> **Brief**
Report, as a single number, how many lines of the records contain the word "subtitle".

> **Dataset content**

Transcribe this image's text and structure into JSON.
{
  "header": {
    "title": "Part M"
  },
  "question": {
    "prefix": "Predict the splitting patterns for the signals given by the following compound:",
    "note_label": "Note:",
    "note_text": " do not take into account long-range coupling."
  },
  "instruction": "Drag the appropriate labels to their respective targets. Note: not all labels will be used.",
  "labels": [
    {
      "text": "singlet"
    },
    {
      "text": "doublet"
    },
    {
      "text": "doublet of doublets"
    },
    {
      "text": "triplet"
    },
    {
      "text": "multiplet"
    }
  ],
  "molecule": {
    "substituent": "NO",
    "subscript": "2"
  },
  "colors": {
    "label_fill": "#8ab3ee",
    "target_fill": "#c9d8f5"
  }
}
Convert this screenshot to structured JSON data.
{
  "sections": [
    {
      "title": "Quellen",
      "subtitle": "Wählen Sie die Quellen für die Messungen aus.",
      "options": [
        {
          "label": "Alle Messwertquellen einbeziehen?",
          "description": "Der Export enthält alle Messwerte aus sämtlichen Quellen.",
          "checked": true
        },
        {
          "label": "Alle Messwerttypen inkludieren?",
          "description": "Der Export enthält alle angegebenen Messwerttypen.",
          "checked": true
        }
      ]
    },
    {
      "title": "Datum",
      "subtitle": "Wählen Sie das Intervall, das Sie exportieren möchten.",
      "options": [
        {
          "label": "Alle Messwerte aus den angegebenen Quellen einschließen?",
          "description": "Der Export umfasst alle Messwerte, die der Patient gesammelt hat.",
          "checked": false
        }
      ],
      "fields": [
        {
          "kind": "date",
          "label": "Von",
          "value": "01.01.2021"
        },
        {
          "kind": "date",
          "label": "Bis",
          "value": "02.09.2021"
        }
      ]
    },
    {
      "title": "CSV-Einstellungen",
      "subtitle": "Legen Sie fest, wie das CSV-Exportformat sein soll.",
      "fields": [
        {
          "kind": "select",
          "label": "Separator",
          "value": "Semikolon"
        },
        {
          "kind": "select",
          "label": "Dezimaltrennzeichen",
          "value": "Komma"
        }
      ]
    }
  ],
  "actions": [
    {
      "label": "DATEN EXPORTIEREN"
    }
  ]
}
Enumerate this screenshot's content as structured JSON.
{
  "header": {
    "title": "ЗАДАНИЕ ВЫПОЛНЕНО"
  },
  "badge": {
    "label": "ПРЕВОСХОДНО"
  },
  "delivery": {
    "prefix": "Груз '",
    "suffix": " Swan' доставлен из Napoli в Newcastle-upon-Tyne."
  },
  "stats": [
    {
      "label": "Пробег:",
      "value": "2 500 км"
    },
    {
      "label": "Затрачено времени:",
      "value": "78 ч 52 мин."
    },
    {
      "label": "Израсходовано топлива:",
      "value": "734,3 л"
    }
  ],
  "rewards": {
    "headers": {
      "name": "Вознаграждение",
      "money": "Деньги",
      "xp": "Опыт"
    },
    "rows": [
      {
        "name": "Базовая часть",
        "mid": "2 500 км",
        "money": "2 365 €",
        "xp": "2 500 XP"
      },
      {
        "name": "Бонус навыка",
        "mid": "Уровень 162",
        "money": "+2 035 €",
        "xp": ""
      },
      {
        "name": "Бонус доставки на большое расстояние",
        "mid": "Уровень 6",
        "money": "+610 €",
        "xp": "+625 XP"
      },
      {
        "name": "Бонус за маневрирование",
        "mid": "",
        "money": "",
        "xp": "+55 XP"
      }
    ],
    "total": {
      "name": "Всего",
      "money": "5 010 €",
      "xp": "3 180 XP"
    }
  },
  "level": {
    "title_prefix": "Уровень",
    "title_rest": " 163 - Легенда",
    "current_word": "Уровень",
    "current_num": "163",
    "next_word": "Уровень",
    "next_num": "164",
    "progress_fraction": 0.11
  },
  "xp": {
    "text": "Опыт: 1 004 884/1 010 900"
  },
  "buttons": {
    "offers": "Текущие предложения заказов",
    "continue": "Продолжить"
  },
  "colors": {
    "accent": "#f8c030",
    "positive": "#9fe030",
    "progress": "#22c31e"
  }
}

> **Written solution**
3